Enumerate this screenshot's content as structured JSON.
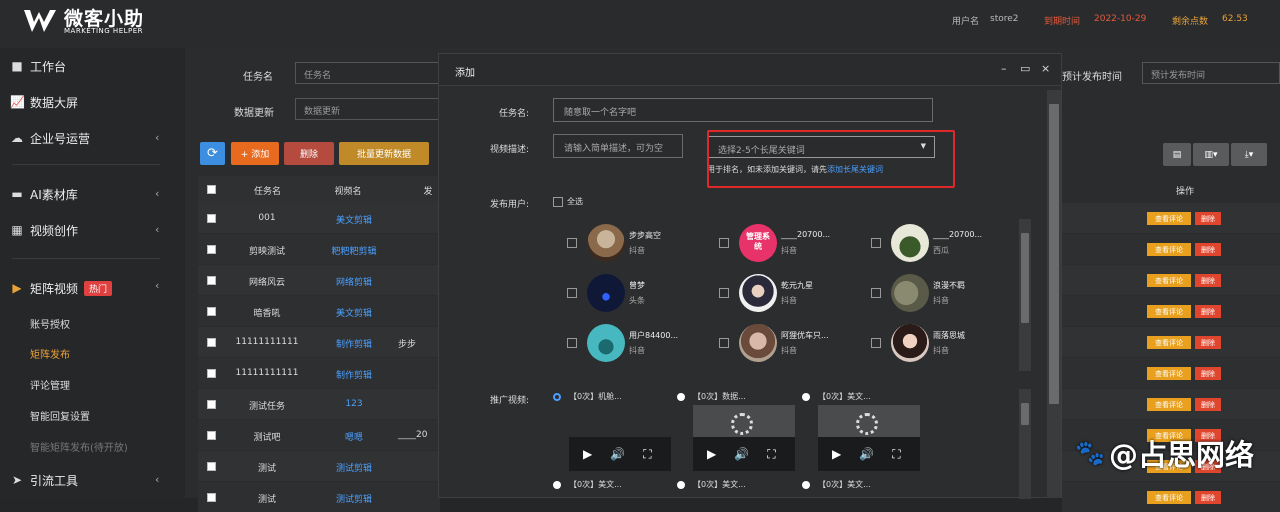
{
  "header": {
    "title": "微客小助",
    "subtitle": "MARKETING HELPER",
    "username_label": "用户名",
    "username": "store2",
    "expire_label": "到期时间",
    "expire_date": "2022-10-29",
    "points_label": "剩余点数",
    "points": "62.53"
  },
  "sidebar": {
    "items": [
      {
        "label": "工作台",
        "icon": "monitor-icon"
      },
      {
        "label": "数据大屏",
        "icon": "chart-icon"
      },
      {
        "label": "企业号运营",
        "icon": "cloud-icon"
      },
      {
        "label": "AI素材库",
        "icon": "folder-icon"
      },
      {
        "label": "视频创作",
        "icon": "film-icon"
      },
      {
        "label": "矩阵视频",
        "icon": "video-icon",
        "badge": "热门"
      },
      {
        "label": "引流工具",
        "icon": "send-icon"
      }
    ],
    "sub_items": [
      "账号授权",
      "矩阵发布",
      "评论管理",
      "智能回复设置",
      "智能矩阵发布(待开放)"
    ]
  },
  "filters": {
    "task_name_label": "任务名",
    "task_name_placeholder": "任务名",
    "data_update_label": "数据更新",
    "data_update_placeholder": "数据更新",
    "plan_time_label": "预计发布时间",
    "plan_time_placeholder": "预计发布时间"
  },
  "toolbar": {
    "refresh": "⟳",
    "add": "+ 添加",
    "delete": "删除",
    "batch": "批量更新数据"
  },
  "table": {
    "headers": [
      "任务名",
      "视频名",
      "发"
    ],
    "ops_header": "操作",
    "rows": [
      {
        "task": "001",
        "video": "美文剪辑",
        "extra": ""
      },
      {
        "task": "剪映测试",
        "video": "粑粑粑剪辑",
        "extra": ""
      },
      {
        "task": "网络风云",
        "video": "网络剪辑",
        "extra": ""
      },
      {
        "task": "暗香吼",
        "video": "美文剪辑",
        "extra": ""
      },
      {
        "task": "11111111111",
        "video": "制作剪辑",
        "extra": "步步"
      },
      {
        "task": "11111111111",
        "video": "制作剪辑",
        "extra": ""
      },
      {
        "task": "测试任务",
        "video": "123",
        "extra": ""
      },
      {
        "task": "测试吧",
        "video": "嗯嗯",
        "extra": "____20"
      },
      {
        "task": "测试",
        "video": "测试剪辑",
        "extra": ""
      },
      {
        "task": "测试",
        "video": "测试剪辑",
        "extra": ""
      }
    ],
    "op_edit": "查看评论",
    "op_del": "删除"
  },
  "modal": {
    "title": "添加",
    "task_label": "任务名:",
    "task_placeholder": "随意取一个名字吧",
    "keyword_label": "视频描述:",
    "keyword_placeholder": "请输入简单描述，可为空",
    "select_placeholder": "选择2-5个长尾关键词",
    "hint_prefix": "用于排名，如未添加关键词，请先",
    "hint_link": "添加长尾关键词",
    "publish_label": "发布用户:",
    "select_all": "全选",
    "users": [
      {
        "name": "步步高空",
        "platform": "抖音"
      },
      {
        "name": "____20700...",
        "platform": "抖音"
      },
      {
        "name": "____20700...",
        "platform": "西瓜"
      },
      {
        "name": "曾梦",
        "platform": "头条"
      },
      {
        "name": "乾元九星",
        "platform": "抖音"
      },
      {
        "name": "浪漫不羁",
        "platform": "抖音"
      },
      {
        "name": "用户84400...",
        "platform": "抖音"
      },
      {
        "name": "阿狸优车只...",
        "platform": "抖音"
      },
      {
        "name": "雨落思城",
        "platform": "抖音"
      }
    ],
    "logo_text": "管理系统",
    "video_label": "推广视频:",
    "videos": [
      "【0次】机舱...",
      "【0次】数据...",
      "【0次】美文...",
      "【0次】美文...",
      "【0次】美文...",
      "【0次】美文..."
    ]
  },
  "watermark": "@占思网络"
}
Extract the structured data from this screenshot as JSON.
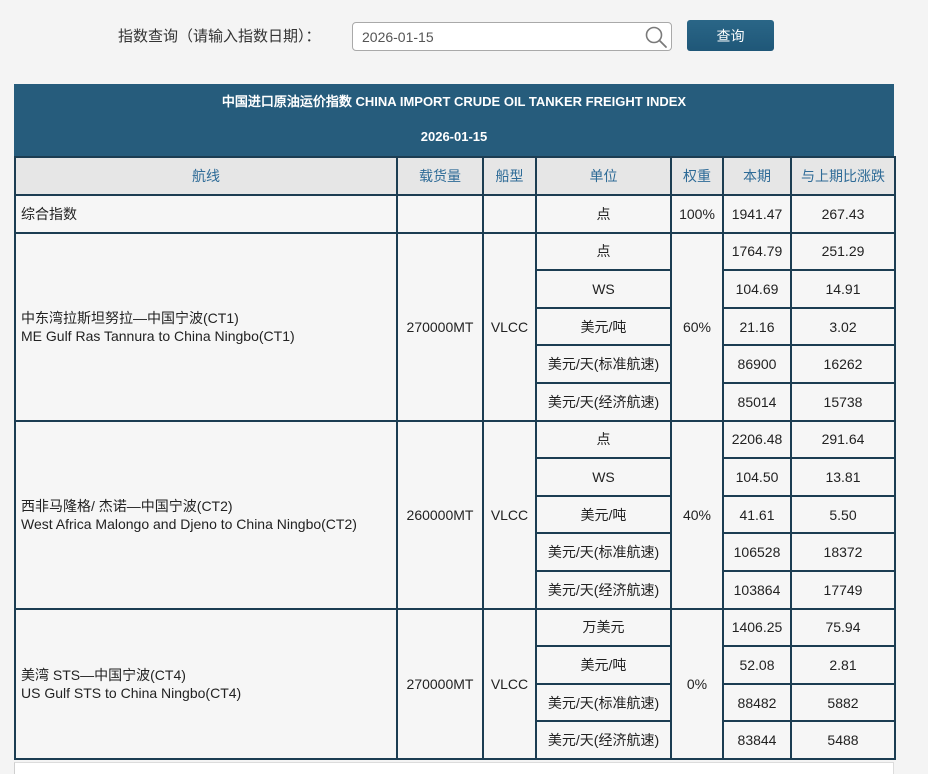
{
  "query_bar": {
    "label": "指数查询（请输入指数日期）：",
    "date_value": "2026-01-15",
    "search_icon": "search-icon",
    "submit_label": "查询"
  },
  "index_table": {
    "title": "中国进口原油运价指数 CHINA IMPORT CRUDE OIL TANKER FREIGHT INDEX",
    "date": "2026-01-15",
    "columns": [
      "航线",
      "载货量",
      "船型",
      "单位",
      "权重",
      "本期",
      "与上期比涨跌"
    ],
    "composite": {
      "route": "综合指数",
      "unit": "点",
      "weight": "100%",
      "current": "1941.47",
      "change": "267.43"
    },
    "routes": [
      {
        "name_zh": "中东湾拉斯坦努拉—中国宁波(CT1)",
        "name_en": "ME Gulf Ras Tannura to China Ningbo(CT1)",
        "cargo": "270000MT",
        "ship_type": "VLCC",
        "weight": "60%",
        "rows": [
          {
            "unit": "点",
            "current": "1764.79",
            "change": "251.29"
          },
          {
            "unit": "WS",
            "current": "104.69",
            "change": "14.91"
          },
          {
            "unit": "美元/吨",
            "current": "21.16",
            "change": "3.02"
          },
          {
            "unit": "美元/天(标准航速)",
            "current": "86900",
            "change": "16262"
          },
          {
            "unit": "美元/天(经济航速)",
            "current": "85014",
            "change": "15738"
          }
        ]
      },
      {
        "name_zh": "西非马隆格/ 杰诺—中国宁波(CT2)",
        "name_en": "West Africa Malongo and Djeno to China Ningbo(CT2)",
        "cargo": "260000MT",
        "ship_type": "VLCC",
        "weight": "40%",
        "rows": [
          {
            "unit": "点",
            "current": "2206.48",
            "change": "291.64"
          },
          {
            "unit": "WS",
            "current": "104.50",
            "change": "13.81"
          },
          {
            "unit": "美元/吨",
            "current": "41.61",
            "change": "5.50"
          },
          {
            "unit": "美元/天(标准航速)",
            "current": "106528",
            "change": "18372"
          },
          {
            "unit": "美元/天(经济航速)",
            "current": "103864",
            "change": "17749"
          }
        ]
      },
      {
        "name_zh": "美湾 STS—中国宁波(CT4)",
        "name_en": "US Gulf STS to China Ningbo(CT4)",
        "cargo": "270000MT",
        "ship_type": "VLCC",
        "weight": "0%",
        "rows": [
          {
            "unit": "万美元",
            "current": "1406.25",
            "change": "75.94"
          },
          {
            "unit": "美元/吨",
            "current": "52.08",
            "change": "2.81"
          },
          {
            "unit": "美元/天(标准航速)",
            "current": "88482",
            "change": "5882"
          },
          {
            "unit": "美元/天(经济航速)",
            "current": "83844",
            "change": "5488"
          }
        ]
      }
    ]
  },
  "colors": {
    "header_band": "#265c7c",
    "button": "#1f5778",
    "border": "#1c3d52",
    "column_header_bg": "#e6e6e6",
    "column_header_text": "#2e6b97",
    "cell_bg": "#f6f6f6",
    "page_bg": "#f4f4f4"
  }
}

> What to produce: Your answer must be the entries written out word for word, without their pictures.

> Task result:
Enumerate this screenshot's content as structured JSON.
{
  "header": {
    "title": "微客小助",
    "subtitle": "MARKETING HELPER",
    "username_label": "用户名",
    "username": "store2",
    "expire_label": "到期时间",
    "expire_date": "2022-10-29",
    "points_label": "剩余点数",
    "points": "62.53"
  },
  "sidebar": {
    "items": [
      {
        "label": "工作台",
        "icon": "monitor-icon"
      },
      {
        "label": "数据大屏",
        "icon": "chart-icon"
      },
      {
        "label": "企业号运营",
        "icon": "cloud-icon"
      },
      {
        "label": "AI素材库",
        "icon": "folder-icon"
      },
      {
        "label": "视频创作",
        "icon": "film-icon"
      },
      {
        "label": "矩阵视频",
        "icon": "video-icon",
        "badge": "热门"
      },
      {
        "label": "引流工具",
        "icon": "send-icon"
      }
    ],
    "sub_items": [
      "账号授权",
      "矩阵发布",
      "评论管理",
      "智能回复设置",
      "智能矩阵发布(待开放)"
    ]
  },
  "filters": {
    "task_name_label": "任务名",
    "task_name_placeholder": "任务名",
    "data_update_label": "数据更新",
    "data_update_placeholder": "数据更新",
    "plan_time_label": "预计发布时间",
    "plan_time_placeholder": "预计发布时间"
  },
  "toolbar": {
    "refresh": "⟳",
    "add": "+ 添加",
    "delete": "删除",
    "batch": "批量更新数据"
  },
  "table": {
    "headers": [
      "任务名",
      "视频名",
      "发"
    ],
    "ops_header": "操作",
    "rows": [
      {
        "task": "001",
        "video": "美文剪辑",
        "extra": ""
      },
      {
        "task": "剪映测试",
        "video": "粑粑粑剪辑",
        "extra": ""
      },
      {
        "task": "网络风云",
        "video": "网络剪辑",
        "extra": ""
      },
      {
        "task": "暗香吼",
        "video": "美文剪辑",
        "extra": ""
      },
      {
        "task": "11111111111",
        "video": "制作剪辑",
        "extra": "步步"
      },
      {
        "task": "11111111111",
        "video": "制作剪辑",
        "extra": ""
      },
      {
        "task": "测试任务",
        "video": "123",
        "extra": ""
      },
      {
        "task": "测试吧",
        "video": "嗯嗯",
        "extra": "____20"
      },
      {
        "task": "测试",
        "video": "测试剪辑",
        "extra": ""
      },
      {
        "task": "测试",
        "video": "测试剪辑",
        "extra": ""
      }
    ],
    "op_edit": "查看评论",
    "op_del": "删除"
  },
  "modal": {
    "title": "添加",
    "task_label": "任务名:",
    "task_placeholder": "随意取一个名字吧",
    "keyword_label": "视频描述:",
    "keyword_placeholder": "请输入简单描述，可为空",
    "select_placeholder": "选择2-5个长尾关键词",
    "hint_prefix": "用于排名，如未添加关键词，请先",
    "hint_link": "添加长尾关键词",
    "publish_label": "发布用户:",
    "select_all": "全选",
    "users": [
      {
        "name": "步步高空",
        "platform": "抖音"
      },
      {
        "name": "____20700...",
        "platform": "抖音"
      },
      {
        "name": "____20700...",
        "platform": "西瓜"
      },
      {
        "name": "曾梦",
        "platform": "头条"
      },
      {
        "name": "乾元九星",
        "platform": "抖音"
      },
      {
        "name": "浪漫不羁",
        "platform": "抖音"
      },
      {
        "name": "用户84400...",
        "platform": "抖音"
      },
      {
        "name": "阿狸优车只...",
        "platform": "抖音"
      },
      {
        "name": "雨落思城",
        "platform": "抖音"
      }
    ],
    "logo_text": "管理系统",
    "video_label": "推广视频:",
    "videos": [
      "【0次】机舱...",
      "【0次】数据...",
      "【0次】美文...",
      "【0次】美文...",
      "【0次】美文...",
      "【0次】美文..."
    ]
  },
  "watermark": "@占思网络"
}
Extract the structured data from this screenshot as JSON.
{
  "query_bar": {
    "label": "指数查询（请输入指数日期）：",
    "date_value": "2026-01-15",
    "search_icon": "search-icon",
    "submit_label": "查询"
  },
  "index_table": {
    "title": "中国进口原油运价指数 CHINA IMPORT CRUDE OIL TANKER FREIGHT INDEX",
    "date": "2026-01-15",
    "columns": [
      "航线",
      "载货量",
      "船型",
      "单位",
      "权重",
      "本期",
      "与上期比涨跌"
    ],
    "composite": {
      "route": "综合指数",
      "unit": "点",
      "weight": "100%",
      "current": "1941.47",
      "change": "267.43"
    },
    "routes": [
      {
        "name_zh": "中东湾拉斯坦努拉—中国宁波(CT1)",
        "name_en": "ME Gulf Ras Tannura to China Ningbo(CT1)",
        "cargo": "270000MT",
        "ship_type": "VLCC",
        "weight": "60%",
        "rows": [
          {
            "unit": "点",
            "current": "1764.79",
            "change": "251.29"
          },
          {
            "unit": "WS",
            "current": "104.69",
            "change": "14.91"
          },
          {
            "unit": "美元/吨",
            "current": "21.16",
            "change": "3.02"
          },
          {
            "unit": "美元/天(标准航速)",
            "current": "86900",
            "change": "16262"
          },
          {
            "unit": "美元/天(经济航速)",
            "current": "85014",
            "change": "15738"
          }
        ]
      },
      {
        "name_zh": "西非马隆格/ 杰诺—中国宁波(CT2)",
        "name_en": "West Africa Malongo and Djeno to China Ningbo(CT2)",
        "cargo": "260000MT",
        "ship_type": "VLCC",
        "weight": "40%",
        "rows": [
          {
            "unit": "点",
            "current": "2206.48",
            "change": "291.64"
          },
          {
            "unit": "WS",
            "current": "104.50",
            "change": "13.81"
          },
          {
            "unit": "美元/吨",
            "current": "41.61",
            "change": "5.50"
          },
          {
            "unit": "美元/天(标准航速)",
            "current": "106528",
            "change": "18372"
          },
          {
            "unit": "美元/天(经济航速)",
            "current": "103864",
            "change": "17749"
          }
        ]
      },
      {
        "name_zh": "美湾 STS—中国宁波(CT4)",
        "name_en": "US Gulf STS to China Ningbo(CT4)",
        "cargo": "270000MT",
        "ship_type": "VLCC",
        "weight": "0%",
        "rows": [
          {
            "unit": "万美元",
            "current": "1406.25",
            "change": "75.94"
          },
          {
            "unit": "美元/吨",
            "current": "52.08",
            "change": "2.81"
          },
          {
            "unit": "美元/天(标准航速)",
            "current": "88482",
            "change": "5882"
          },
          {
            "unit": "美元/天(经济航速)",
            "current": "83844",
            "change": "5488"
          }
        ]
      }
    ]
  },
  "colors": {
    "header_band": "#265c7c",
    "button": "#1f5778",
    "border": "#1c3d52",
    "column_header_bg": "#e6e6e6",
    "column_header_text": "#2e6b97",
    "cell_bg": "#f6f6f6",
    "page_bg": "#f4f4f4"
  }
}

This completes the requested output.